● Required work
When you find the word "current" in a line of the entries, please copy the whole line.

===== Supplied data

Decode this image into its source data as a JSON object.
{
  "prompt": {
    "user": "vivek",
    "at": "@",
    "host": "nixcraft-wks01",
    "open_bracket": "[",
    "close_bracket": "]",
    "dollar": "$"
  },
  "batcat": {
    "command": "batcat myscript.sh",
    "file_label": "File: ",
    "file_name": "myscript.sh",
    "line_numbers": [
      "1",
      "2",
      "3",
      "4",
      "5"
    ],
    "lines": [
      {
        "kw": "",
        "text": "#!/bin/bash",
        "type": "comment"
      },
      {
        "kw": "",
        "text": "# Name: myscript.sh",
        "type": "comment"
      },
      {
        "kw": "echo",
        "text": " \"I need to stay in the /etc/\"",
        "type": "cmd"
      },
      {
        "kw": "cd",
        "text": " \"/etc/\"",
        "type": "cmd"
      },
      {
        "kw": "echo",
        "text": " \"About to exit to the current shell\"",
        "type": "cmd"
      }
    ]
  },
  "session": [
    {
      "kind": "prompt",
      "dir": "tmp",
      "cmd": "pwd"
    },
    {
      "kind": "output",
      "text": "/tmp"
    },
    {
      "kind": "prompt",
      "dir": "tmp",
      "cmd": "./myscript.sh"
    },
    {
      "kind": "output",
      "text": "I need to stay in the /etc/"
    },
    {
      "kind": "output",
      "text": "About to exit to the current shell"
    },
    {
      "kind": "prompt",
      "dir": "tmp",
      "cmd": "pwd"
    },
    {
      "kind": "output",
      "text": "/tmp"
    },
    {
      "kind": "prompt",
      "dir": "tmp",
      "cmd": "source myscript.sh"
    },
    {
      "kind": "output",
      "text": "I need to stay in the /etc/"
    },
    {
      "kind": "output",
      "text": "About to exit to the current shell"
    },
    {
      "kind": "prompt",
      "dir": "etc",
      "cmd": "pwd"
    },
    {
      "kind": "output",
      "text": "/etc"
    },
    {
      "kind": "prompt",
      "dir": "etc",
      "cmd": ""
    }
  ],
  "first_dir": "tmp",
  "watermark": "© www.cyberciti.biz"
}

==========
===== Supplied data

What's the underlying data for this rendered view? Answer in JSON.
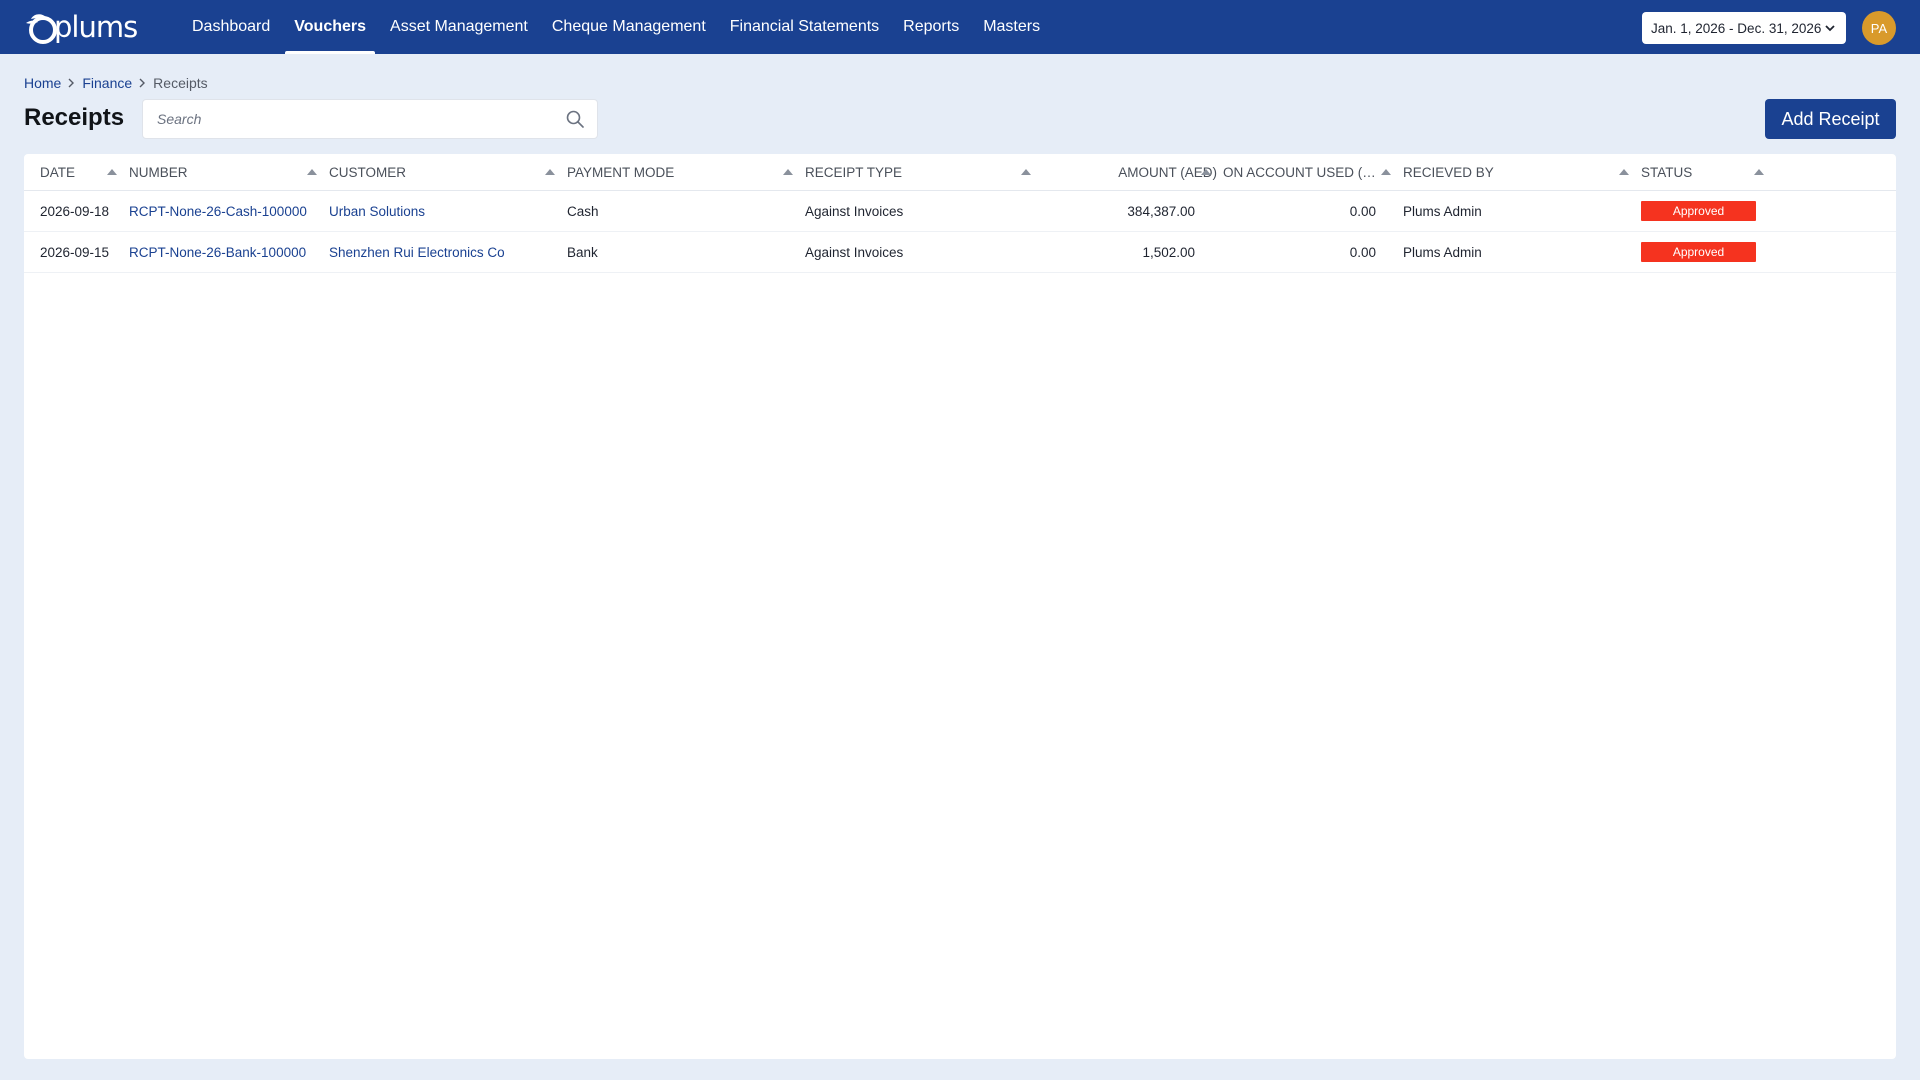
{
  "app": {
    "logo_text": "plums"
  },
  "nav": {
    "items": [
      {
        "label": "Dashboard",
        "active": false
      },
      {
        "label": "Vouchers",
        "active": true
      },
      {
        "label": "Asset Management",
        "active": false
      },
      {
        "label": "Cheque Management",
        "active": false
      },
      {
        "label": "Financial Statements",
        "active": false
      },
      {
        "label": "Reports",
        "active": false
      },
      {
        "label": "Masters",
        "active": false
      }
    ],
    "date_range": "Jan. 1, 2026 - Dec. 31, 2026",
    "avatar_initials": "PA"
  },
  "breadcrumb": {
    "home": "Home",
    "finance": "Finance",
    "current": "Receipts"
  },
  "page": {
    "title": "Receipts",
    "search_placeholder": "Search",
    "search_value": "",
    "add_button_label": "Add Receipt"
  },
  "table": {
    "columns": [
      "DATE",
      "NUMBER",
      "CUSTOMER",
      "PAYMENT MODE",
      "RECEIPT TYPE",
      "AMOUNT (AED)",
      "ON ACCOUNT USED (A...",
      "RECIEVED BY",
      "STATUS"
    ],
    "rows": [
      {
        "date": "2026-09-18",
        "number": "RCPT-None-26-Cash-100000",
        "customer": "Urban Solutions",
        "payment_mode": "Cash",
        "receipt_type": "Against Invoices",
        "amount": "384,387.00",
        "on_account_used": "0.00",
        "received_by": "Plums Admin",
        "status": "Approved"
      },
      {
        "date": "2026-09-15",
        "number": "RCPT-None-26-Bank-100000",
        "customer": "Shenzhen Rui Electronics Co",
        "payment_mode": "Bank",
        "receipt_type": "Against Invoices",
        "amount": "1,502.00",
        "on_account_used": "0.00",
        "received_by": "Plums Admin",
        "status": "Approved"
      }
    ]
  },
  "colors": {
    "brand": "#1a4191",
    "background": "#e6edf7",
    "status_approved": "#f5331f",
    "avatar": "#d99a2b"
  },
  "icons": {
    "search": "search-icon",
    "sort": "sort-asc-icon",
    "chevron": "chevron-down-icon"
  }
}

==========

● Answer for this exercise
        "text": " \"About to exit to the current shell\"",
      "text": "About to exit to the current shell"
      "text": "About to exit to the current shell"
    "current": "Receipts"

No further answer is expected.